Many landlords in Prague have switched from offering Airbnb type services since the advent of the coronavirus crisis. At the same time, the state is planning to implement more rigorous oversight of short-term rentals, iRozhlas.cz reported on Thursday.
Prior to the coronavirus crisis between 10,000 and 15,000 apartments in Prague were being offered on Airbnb, iRozhlas.cz said.
However, the new situation – with visitor numbers plummeting overnight – left landlords and agencies scrambling to find an alternative approach and many opted to offer their properties for rent for several-month or longer periods.
David Bureš, who runs a property management company, said it had become clear that all landlords would face difficult times in the coming two years, so his firm had shifted to long-term rents.
Mr. Bureš said this was likely to pay off particularly in areas close to Prague city centre, such as Holešovice, Žižkov and Karlín.
Earlier in the current state of emergency, the government pushed through a bill under which Airbnb is now required to provide information on rentals to the country’s trade licensing authorities, including retrospectively. This data can also be accessed by the tax authorities.
Meanwhile, Prague City Hall is planning its own restrictions on Airbnb and similar services.
Councillors are keen to acquire greater control over short-term rentals, not just due to lost revenues from accommodation charges but over the noise problems that can accompany them.
Further restrictions can be expected from the capital. The current management of Prague is trying to rein in short-term rentals not only because it is losing revenue from accommodation fees, but also because of complaints about adjacent apartments and houses about noise and clutter.
Mayor Zdeněk Hřib said the new measures would make it easier to check if rentals had been declared as businesses, adding that this would help ensure hygiene and other standards.
The central Prague 1 district, which has had the highest concentration of Airbnb properties, said it would make use of the new legal tools to boost its oversight of the business.
The authorities in the capital have also been seeking for some time to put time limits on short-term rentals and to give residents associations say over whether such services may be provided in their buildings.
iRozhlas.cz said that economic uncertainty and stricter regulations could lead to investors with sizable portfolios of properties taking over the market, squeezing out small-time landlords supplementing their incomes.
However, Mayor Hřib warned against what he described as hotels spreading into apartment buildings. This would negatively impact the quality of life of residents and also make accommodation less accessible for young people, he said.
Milan Kundera is a ‘moral relativist’ with much to hide, says Czech author of controversial new biography
Czech Republic opens up to more tourists from Europe and beyond as coronavirus travel restrictions eased

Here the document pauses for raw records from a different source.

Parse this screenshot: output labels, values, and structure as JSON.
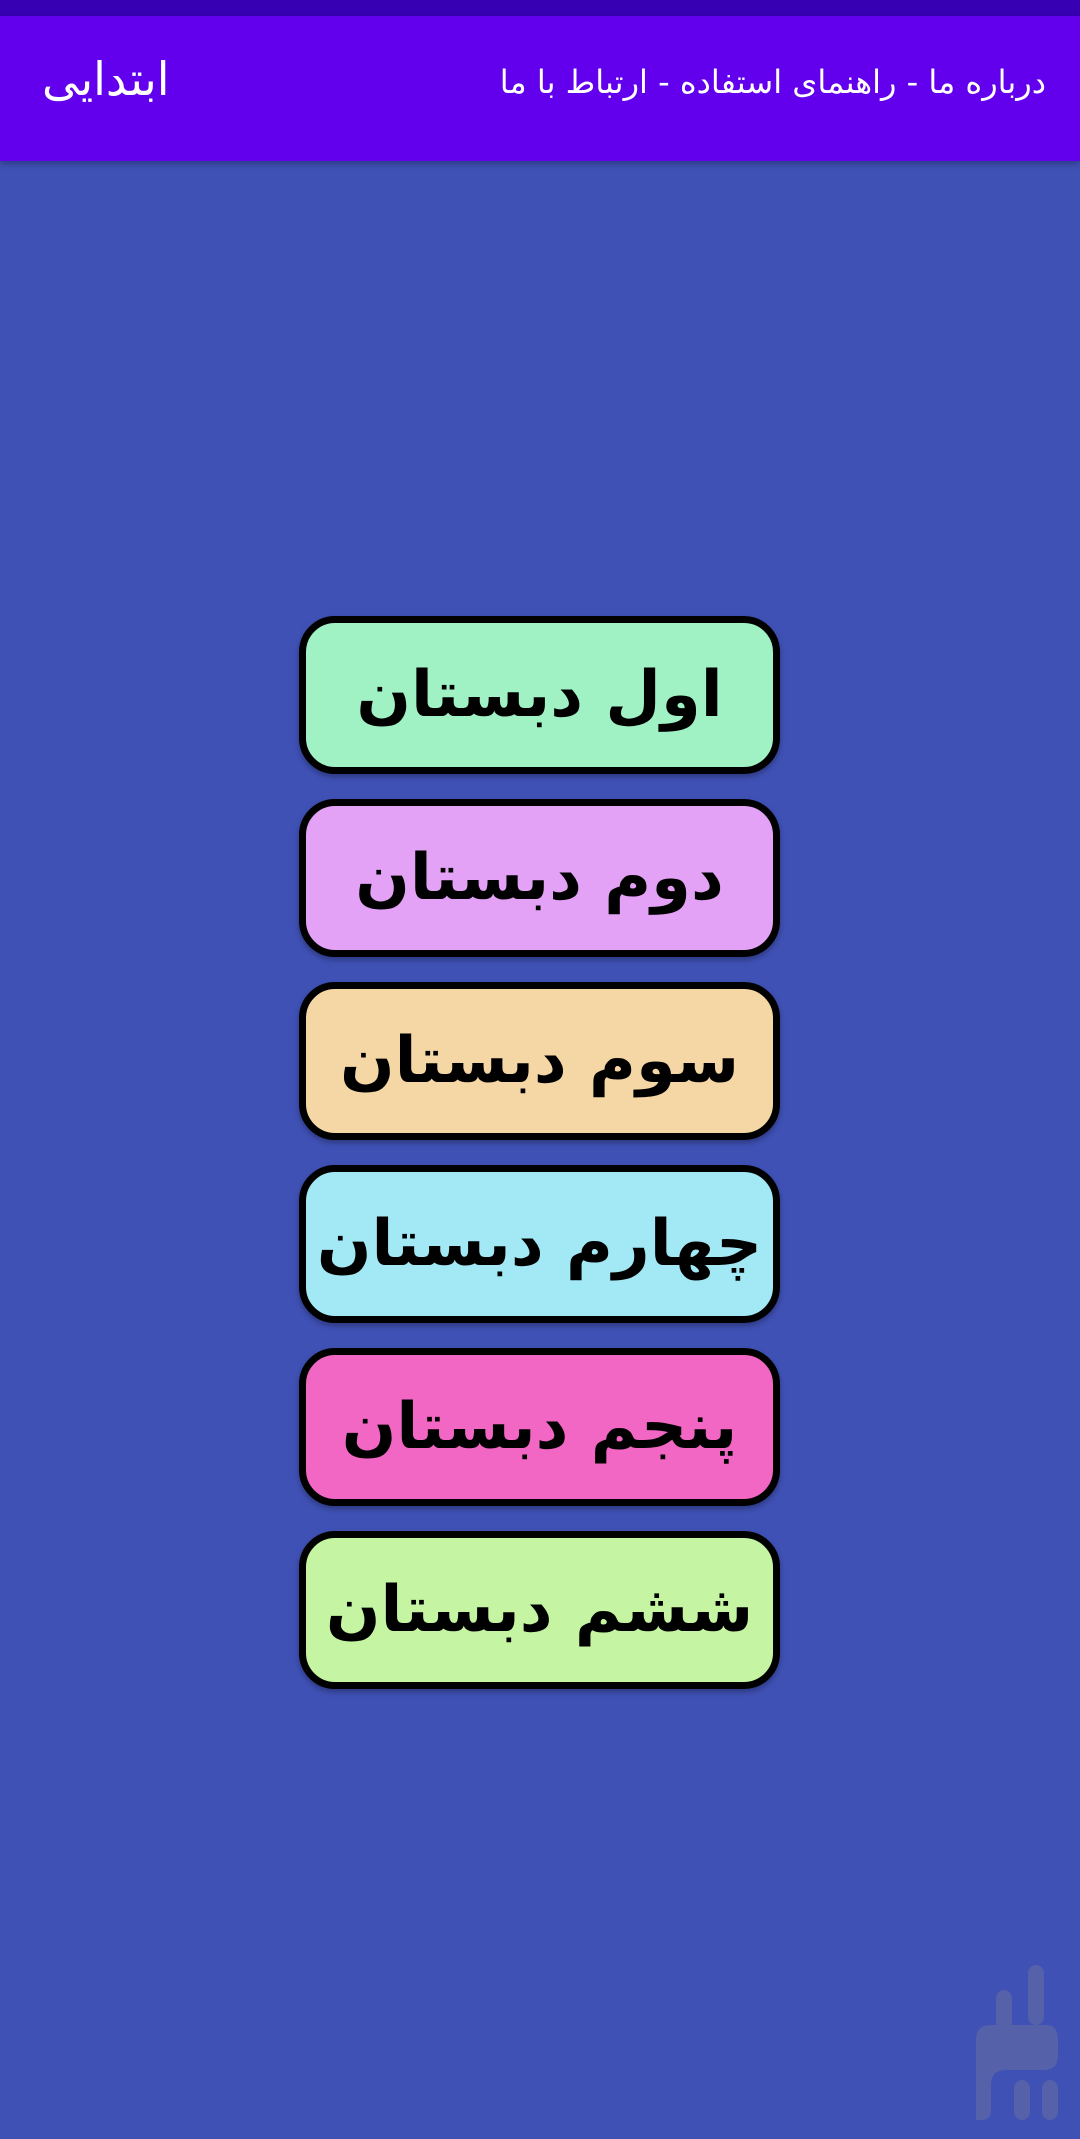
{
  "app_bar": {
    "title": "ابتدایی",
    "menu": "درباره ما - راهنمای استفاده - ارتباط با ما"
  },
  "grades": [
    {
      "label": "اول دبستان",
      "color": "#A0F2C4"
    },
    {
      "label": "دوم دبستان",
      "color": "#E3A2F5"
    },
    {
      "label": "سوم دبستان",
      "color": "#F5D7A5"
    },
    {
      "label": "چهارم دبستان",
      "color": "#A2E8F5"
    },
    {
      "label": "پنجم دبستان",
      "color": "#F266C4"
    },
    {
      "label": "ششم دبستان",
      "color": "#C5F5A2"
    }
  ],
  "watermark": {
    "icon": "bazaar-logo-icon",
    "color": "#5A64A8"
  }
}
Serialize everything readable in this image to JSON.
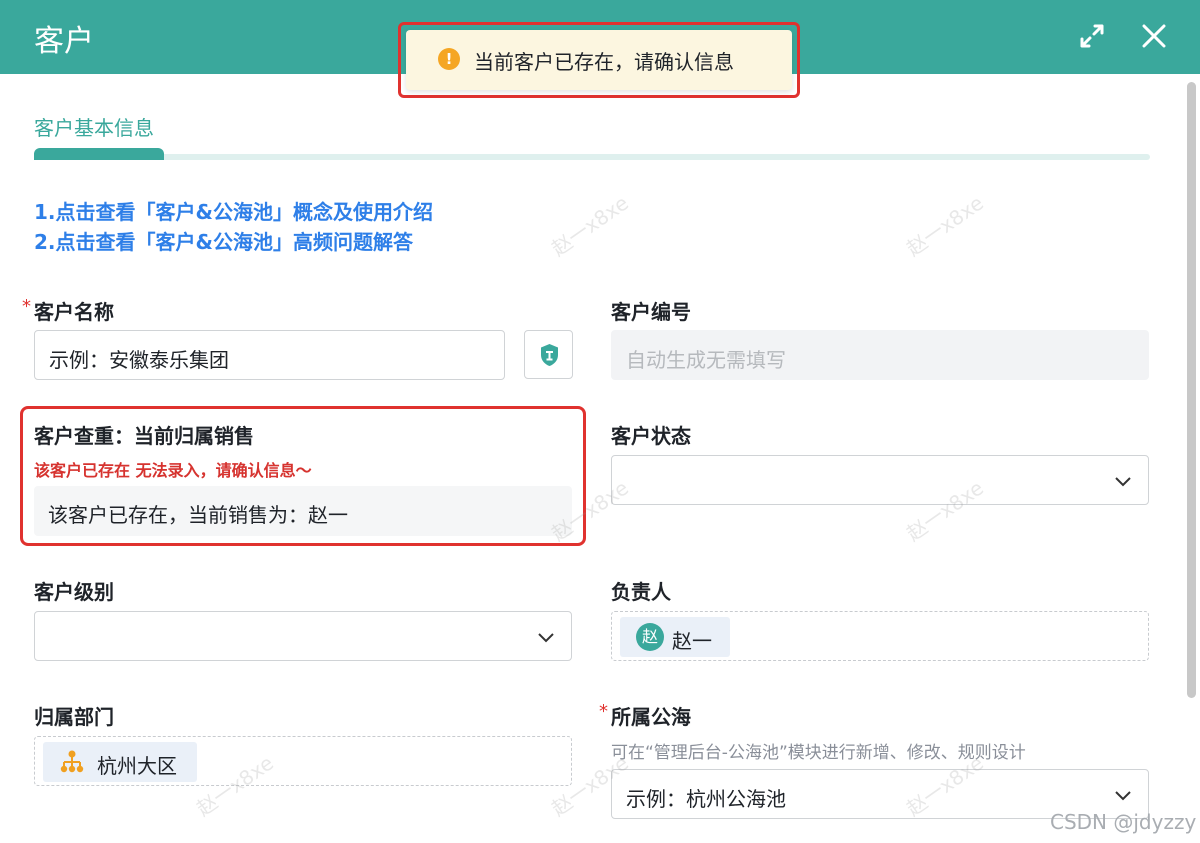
{
  "header": {
    "title": "客户",
    "background_color": "#3aa89c",
    "expand_icon": "expand-icon",
    "close_icon": "close-icon"
  },
  "toast": {
    "icon": "warning-icon",
    "icon_glyph": "!",
    "message": "当前客户已存在，请确认信息",
    "icon_color": "#f5a623"
  },
  "tabs": {
    "active_label": "客户基本信息"
  },
  "help_links": [
    "1.点击查看「客户&公海池」概念及使用介绍",
    "2.点击查看「客户&公海池」高频问题解答"
  ],
  "form": {
    "customer_name": {
      "label": "客户名称",
      "required_mark": "*",
      "value": "示例：安徽泰乐集团",
      "check_icon": "shield-icon"
    },
    "customer_number": {
      "label": "客户编号",
      "placeholder": "自动生成无需填写"
    },
    "duplicate_check": {
      "label": "客户查重：当前归属销售",
      "error": "该客户已存在 无法录入，请确认信息～",
      "value": "该客户已存在，当前销售为：赵一"
    },
    "customer_status": {
      "label": "客户状态",
      "value": ""
    },
    "customer_level": {
      "label": "客户级别",
      "value": ""
    },
    "owner": {
      "label": "负责人",
      "avatar_text": "赵",
      "name": "赵一"
    },
    "department": {
      "label": "归属部门",
      "icon": "org-chart-icon",
      "name": "杭州大区"
    },
    "sea_pool": {
      "label": "所属公海",
      "required_mark": "*",
      "hint": "可在“管理后台-公海池”模块进行新增、修改、规则设计",
      "value": "示例：杭州公海池"
    }
  },
  "watermark_text": "赵一x8xe",
  "credit": "CSDN @jdyzzy",
  "colors": {
    "accent": "#3aa89c",
    "error": "#e0322f",
    "link": "#2e7fe8"
  }
}
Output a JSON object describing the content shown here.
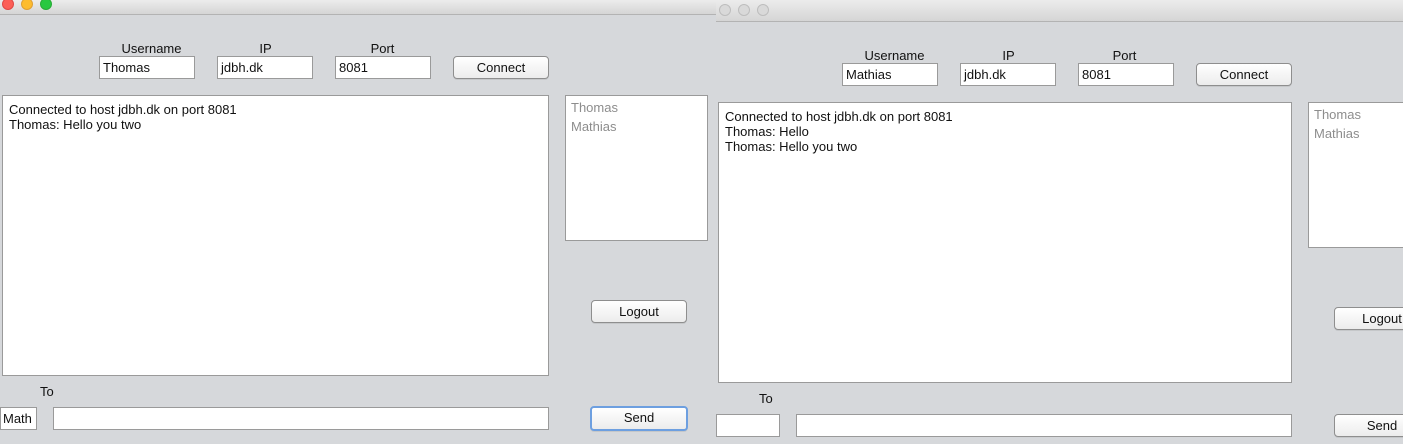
{
  "window1": {
    "connection": {
      "username_label": "Username",
      "ip_label": "IP",
      "port_label": "Port",
      "username_value": "Thomas",
      "ip_value": "jdbh.dk",
      "port_value": "8081",
      "connect_label": "Connect"
    },
    "chat": {
      "lines": [
        "Connected to host jdbh.dk on port 8081",
        "Thomas: Hello you two"
      ]
    },
    "users": [
      "Thomas",
      "Mathias"
    ],
    "logout_label": "Logout",
    "to_label": "To",
    "to_value": "Math",
    "message_value": "",
    "send_label": "Send"
  },
  "window2": {
    "connection": {
      "username_label": "Username",
      "ip_label": "IP",
      "port_label": "Port",
      "username_value": "Mathias",
      "ip_value": "jdbh.dk",
      "port_value": "8081",
      "connect_label": "Connect"
    },
    "chat": {
      "lines": [
        "Connected to host jdbh.dk on port 8081",
        "Thomas: Hello",
        "Thomas: Hello you two"
      ]
    },
    "users": [
      "Thomas",
      "Mathias"
    ],
    "logout_label": "Logout",
    "to_label": "To",
    "to_value": "",
    "message_value": "",
    "send_label": "Send"
  }
}
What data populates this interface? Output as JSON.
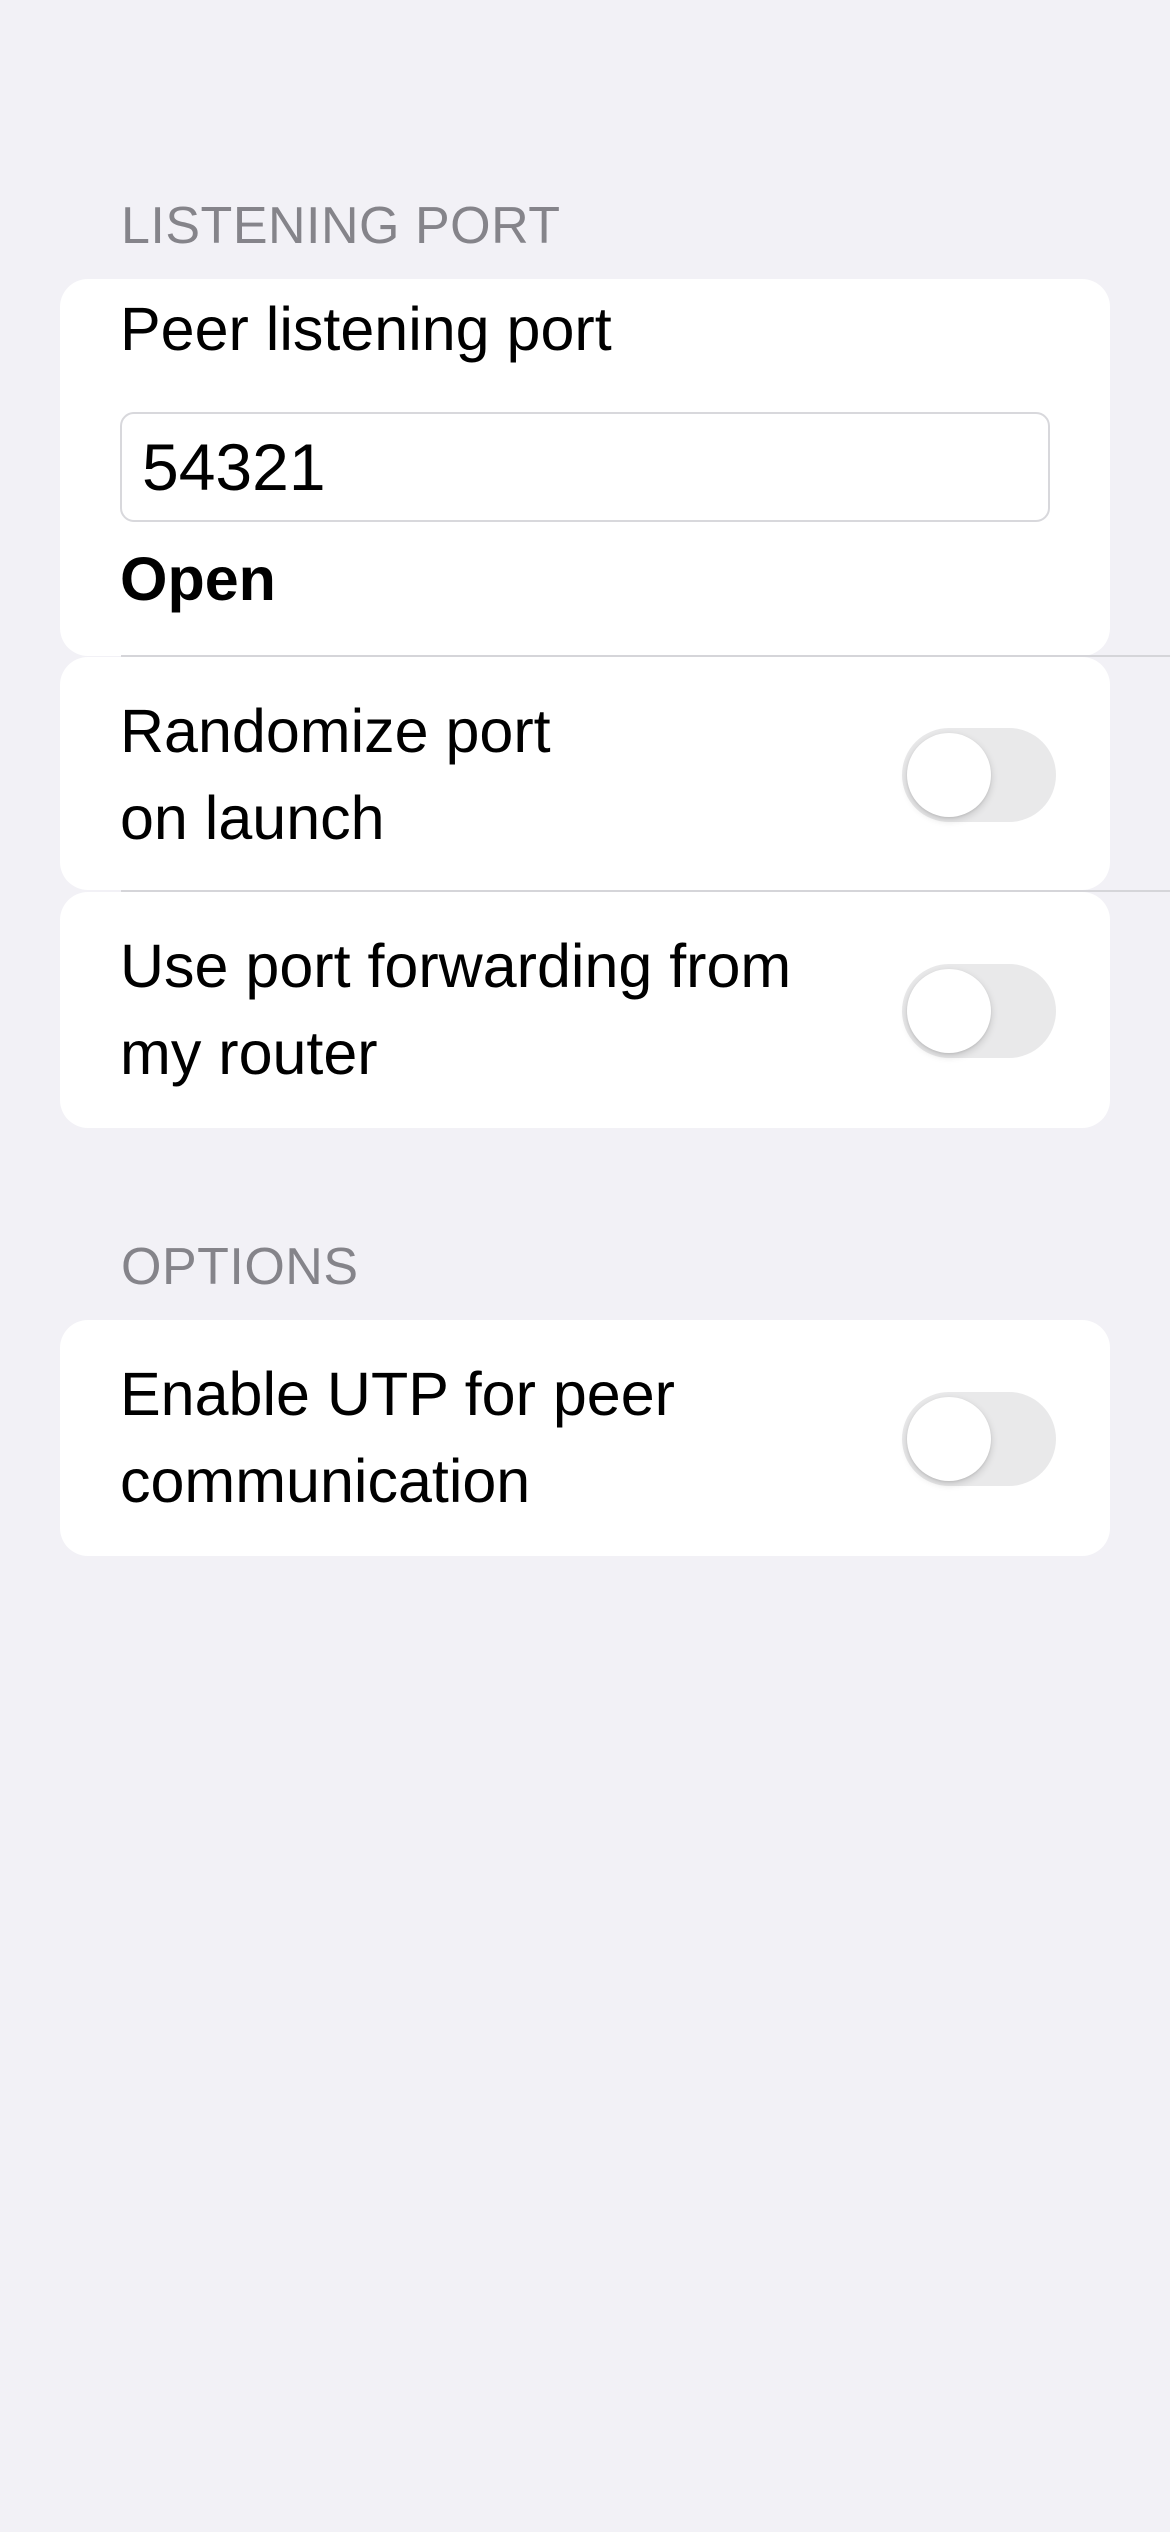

Brno scientists pair with Czech biotech firm to develop healing artificial tears
Czech nation pays tribute to Milada Horáková on 70th anniversary of her judicial murder
Janek Rubeš: The only question I get – and there are thousands of them – is, Can we come to Prague?